REQUIREMENT
Within the data below, count the lines that include the word "JSON". Provide the number and nothing further.

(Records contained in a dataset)
==*==
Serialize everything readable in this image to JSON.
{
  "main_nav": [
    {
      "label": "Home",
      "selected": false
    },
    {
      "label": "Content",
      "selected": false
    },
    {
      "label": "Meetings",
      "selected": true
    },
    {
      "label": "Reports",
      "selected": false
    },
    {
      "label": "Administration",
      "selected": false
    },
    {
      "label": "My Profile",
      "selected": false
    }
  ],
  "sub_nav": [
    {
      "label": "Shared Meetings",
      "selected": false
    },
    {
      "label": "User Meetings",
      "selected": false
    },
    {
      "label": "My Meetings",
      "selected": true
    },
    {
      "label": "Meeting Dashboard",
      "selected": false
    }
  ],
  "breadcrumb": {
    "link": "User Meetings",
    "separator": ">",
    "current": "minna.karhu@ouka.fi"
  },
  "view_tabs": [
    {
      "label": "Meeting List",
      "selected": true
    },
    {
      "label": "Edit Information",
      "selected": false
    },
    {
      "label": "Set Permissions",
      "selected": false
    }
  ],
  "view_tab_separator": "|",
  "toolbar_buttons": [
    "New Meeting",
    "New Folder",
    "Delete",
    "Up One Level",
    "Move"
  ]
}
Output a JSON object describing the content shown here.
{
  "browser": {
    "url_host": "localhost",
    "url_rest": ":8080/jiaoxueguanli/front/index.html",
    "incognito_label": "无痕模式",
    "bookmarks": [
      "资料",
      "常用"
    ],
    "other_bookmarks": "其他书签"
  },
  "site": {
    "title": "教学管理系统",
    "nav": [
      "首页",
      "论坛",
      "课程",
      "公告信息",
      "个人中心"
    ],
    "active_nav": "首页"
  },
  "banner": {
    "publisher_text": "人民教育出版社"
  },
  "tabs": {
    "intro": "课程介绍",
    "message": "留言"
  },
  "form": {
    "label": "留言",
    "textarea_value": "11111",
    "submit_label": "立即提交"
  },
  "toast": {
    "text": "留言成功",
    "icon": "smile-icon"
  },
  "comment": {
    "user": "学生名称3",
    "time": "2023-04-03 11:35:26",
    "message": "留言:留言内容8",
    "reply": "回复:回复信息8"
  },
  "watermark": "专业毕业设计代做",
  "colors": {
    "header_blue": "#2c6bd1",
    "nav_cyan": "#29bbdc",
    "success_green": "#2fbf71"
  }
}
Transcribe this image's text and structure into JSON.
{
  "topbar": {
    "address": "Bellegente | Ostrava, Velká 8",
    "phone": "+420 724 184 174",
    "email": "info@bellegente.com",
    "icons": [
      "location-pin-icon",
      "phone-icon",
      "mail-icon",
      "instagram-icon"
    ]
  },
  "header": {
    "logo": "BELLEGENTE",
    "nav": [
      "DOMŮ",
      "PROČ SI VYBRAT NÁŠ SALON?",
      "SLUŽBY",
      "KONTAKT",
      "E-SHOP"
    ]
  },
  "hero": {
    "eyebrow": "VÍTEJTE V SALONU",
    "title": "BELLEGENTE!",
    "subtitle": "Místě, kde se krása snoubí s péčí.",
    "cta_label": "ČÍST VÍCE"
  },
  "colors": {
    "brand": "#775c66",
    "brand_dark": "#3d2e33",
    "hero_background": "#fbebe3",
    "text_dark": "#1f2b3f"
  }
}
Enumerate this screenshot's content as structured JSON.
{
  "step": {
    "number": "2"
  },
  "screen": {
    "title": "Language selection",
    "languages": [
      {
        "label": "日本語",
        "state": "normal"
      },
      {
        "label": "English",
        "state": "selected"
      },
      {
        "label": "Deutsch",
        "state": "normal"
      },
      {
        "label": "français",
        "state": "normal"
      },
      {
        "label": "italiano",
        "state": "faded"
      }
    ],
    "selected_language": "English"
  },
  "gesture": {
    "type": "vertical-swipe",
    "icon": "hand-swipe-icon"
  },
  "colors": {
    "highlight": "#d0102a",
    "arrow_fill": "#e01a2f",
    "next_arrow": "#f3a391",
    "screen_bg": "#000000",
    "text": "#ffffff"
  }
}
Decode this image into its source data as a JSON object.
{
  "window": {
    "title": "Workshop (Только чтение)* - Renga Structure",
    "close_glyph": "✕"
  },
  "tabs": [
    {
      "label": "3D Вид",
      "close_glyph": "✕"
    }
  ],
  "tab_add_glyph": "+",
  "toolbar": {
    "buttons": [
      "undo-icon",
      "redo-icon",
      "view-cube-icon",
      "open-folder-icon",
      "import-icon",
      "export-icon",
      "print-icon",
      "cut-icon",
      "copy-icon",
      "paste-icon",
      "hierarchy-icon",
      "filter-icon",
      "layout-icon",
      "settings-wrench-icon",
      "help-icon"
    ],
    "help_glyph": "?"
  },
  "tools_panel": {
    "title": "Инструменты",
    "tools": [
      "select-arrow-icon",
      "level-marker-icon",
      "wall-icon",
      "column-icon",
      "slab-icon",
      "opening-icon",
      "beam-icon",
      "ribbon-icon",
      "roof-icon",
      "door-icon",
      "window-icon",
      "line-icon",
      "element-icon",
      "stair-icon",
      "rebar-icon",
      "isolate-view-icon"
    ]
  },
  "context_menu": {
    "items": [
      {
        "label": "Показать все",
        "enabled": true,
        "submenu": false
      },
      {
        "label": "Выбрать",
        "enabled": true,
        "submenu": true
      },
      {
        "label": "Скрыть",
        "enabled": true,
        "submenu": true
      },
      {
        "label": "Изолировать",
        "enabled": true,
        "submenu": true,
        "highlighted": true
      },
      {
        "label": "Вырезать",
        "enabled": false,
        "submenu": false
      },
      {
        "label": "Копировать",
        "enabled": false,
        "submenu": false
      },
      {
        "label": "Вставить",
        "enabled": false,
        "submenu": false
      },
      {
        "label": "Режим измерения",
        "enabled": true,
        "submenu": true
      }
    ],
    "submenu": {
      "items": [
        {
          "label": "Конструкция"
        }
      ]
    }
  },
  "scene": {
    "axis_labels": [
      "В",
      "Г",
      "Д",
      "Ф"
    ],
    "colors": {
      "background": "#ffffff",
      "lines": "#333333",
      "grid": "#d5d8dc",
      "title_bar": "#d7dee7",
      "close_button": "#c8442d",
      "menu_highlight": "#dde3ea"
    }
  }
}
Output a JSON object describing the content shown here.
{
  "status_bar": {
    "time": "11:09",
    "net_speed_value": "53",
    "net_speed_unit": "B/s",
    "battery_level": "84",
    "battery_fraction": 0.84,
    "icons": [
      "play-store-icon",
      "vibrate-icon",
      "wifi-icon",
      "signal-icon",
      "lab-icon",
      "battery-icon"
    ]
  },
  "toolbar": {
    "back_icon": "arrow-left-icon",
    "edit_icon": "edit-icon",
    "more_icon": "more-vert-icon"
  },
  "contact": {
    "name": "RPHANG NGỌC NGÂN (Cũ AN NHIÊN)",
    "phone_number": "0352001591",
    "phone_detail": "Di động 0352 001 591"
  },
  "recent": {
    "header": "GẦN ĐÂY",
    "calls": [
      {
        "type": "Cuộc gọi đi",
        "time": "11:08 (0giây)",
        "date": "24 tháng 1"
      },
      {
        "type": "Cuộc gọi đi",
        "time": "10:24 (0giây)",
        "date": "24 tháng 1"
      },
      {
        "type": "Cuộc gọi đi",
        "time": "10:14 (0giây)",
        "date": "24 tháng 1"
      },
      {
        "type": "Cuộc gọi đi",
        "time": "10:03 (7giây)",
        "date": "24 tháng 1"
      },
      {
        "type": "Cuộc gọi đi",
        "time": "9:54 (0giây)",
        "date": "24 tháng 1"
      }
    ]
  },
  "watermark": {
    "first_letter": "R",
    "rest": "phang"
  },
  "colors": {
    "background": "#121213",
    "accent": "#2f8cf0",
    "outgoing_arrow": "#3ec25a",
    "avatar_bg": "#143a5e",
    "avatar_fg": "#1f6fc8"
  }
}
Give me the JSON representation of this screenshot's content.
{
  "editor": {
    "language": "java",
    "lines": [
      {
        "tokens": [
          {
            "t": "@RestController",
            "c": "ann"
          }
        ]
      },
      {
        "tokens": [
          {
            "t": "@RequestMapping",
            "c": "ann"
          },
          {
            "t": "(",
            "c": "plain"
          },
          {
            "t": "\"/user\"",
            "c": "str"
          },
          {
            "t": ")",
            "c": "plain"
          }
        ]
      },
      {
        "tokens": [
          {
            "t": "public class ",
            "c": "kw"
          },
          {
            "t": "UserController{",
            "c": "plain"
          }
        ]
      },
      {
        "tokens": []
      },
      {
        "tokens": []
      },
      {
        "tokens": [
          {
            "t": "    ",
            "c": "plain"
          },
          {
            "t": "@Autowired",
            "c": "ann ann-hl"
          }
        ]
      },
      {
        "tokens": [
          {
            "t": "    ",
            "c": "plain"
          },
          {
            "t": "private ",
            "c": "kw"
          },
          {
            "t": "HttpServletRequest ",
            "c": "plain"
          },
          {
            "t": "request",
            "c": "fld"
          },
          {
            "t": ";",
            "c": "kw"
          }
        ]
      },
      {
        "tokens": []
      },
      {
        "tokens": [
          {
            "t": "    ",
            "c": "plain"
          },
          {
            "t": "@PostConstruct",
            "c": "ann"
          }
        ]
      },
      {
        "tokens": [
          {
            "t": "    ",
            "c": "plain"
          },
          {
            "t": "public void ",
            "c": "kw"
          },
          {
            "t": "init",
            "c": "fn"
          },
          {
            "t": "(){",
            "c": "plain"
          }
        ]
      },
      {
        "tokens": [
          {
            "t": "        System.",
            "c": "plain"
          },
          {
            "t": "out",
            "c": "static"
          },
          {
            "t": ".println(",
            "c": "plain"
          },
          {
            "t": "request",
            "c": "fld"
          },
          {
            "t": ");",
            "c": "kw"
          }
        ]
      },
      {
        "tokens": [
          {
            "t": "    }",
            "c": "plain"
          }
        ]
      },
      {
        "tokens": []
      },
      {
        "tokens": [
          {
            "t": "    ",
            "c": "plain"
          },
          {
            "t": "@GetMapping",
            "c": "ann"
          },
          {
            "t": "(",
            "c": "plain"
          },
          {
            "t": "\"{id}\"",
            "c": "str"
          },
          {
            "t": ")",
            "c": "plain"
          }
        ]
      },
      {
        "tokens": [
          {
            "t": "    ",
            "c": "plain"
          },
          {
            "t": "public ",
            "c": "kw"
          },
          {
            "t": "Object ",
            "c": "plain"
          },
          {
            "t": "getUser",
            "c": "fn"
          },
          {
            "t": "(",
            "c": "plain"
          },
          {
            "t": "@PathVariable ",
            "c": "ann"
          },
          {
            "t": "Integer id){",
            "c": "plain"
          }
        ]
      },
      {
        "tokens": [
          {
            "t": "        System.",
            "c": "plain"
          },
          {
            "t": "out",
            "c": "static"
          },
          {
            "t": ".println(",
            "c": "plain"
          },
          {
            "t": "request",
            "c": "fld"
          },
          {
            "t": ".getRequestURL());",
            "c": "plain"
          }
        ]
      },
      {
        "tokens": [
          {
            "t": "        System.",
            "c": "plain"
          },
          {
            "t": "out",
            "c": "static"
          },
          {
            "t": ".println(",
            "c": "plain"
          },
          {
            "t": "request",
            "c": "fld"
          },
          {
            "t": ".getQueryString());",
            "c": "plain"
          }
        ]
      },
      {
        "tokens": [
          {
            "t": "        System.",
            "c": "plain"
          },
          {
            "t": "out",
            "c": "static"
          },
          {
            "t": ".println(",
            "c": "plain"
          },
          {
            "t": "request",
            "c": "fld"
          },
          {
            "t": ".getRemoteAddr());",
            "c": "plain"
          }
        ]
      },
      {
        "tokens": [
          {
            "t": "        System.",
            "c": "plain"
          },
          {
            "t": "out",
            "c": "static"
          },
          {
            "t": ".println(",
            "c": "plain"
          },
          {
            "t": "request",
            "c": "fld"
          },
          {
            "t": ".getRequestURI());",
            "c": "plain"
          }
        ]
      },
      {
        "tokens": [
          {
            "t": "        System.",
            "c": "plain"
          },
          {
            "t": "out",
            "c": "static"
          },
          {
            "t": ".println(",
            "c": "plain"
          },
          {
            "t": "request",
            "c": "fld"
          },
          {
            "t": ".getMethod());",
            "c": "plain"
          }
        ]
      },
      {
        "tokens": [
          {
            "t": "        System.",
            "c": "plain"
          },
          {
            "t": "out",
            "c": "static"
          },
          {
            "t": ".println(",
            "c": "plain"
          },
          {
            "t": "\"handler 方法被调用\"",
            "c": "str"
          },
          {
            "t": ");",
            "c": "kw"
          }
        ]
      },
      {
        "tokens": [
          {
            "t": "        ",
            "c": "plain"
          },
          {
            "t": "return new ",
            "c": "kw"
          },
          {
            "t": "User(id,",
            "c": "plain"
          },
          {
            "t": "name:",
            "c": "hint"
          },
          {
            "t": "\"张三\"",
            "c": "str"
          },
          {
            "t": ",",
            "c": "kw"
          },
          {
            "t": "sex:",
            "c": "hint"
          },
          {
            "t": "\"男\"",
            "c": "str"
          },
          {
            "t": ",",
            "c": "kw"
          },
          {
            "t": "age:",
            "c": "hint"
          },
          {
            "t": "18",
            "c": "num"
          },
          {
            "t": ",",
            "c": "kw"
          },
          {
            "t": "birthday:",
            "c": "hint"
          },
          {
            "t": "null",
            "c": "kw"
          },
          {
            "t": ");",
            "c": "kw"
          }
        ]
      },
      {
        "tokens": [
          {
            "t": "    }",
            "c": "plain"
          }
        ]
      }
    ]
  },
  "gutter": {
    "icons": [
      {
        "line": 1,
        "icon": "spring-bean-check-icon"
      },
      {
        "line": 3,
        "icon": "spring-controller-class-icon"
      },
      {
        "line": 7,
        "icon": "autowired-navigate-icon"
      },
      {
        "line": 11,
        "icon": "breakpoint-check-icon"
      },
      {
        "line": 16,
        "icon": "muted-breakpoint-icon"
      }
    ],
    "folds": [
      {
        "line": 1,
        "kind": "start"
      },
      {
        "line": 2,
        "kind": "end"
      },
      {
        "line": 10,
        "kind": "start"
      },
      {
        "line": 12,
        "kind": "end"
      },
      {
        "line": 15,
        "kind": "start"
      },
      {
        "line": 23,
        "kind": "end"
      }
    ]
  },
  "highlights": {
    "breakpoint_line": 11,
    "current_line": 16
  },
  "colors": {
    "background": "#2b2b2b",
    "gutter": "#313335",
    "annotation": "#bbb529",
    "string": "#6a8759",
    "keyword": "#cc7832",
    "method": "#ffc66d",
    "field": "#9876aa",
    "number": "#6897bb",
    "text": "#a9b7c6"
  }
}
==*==
ANSWER BOX
7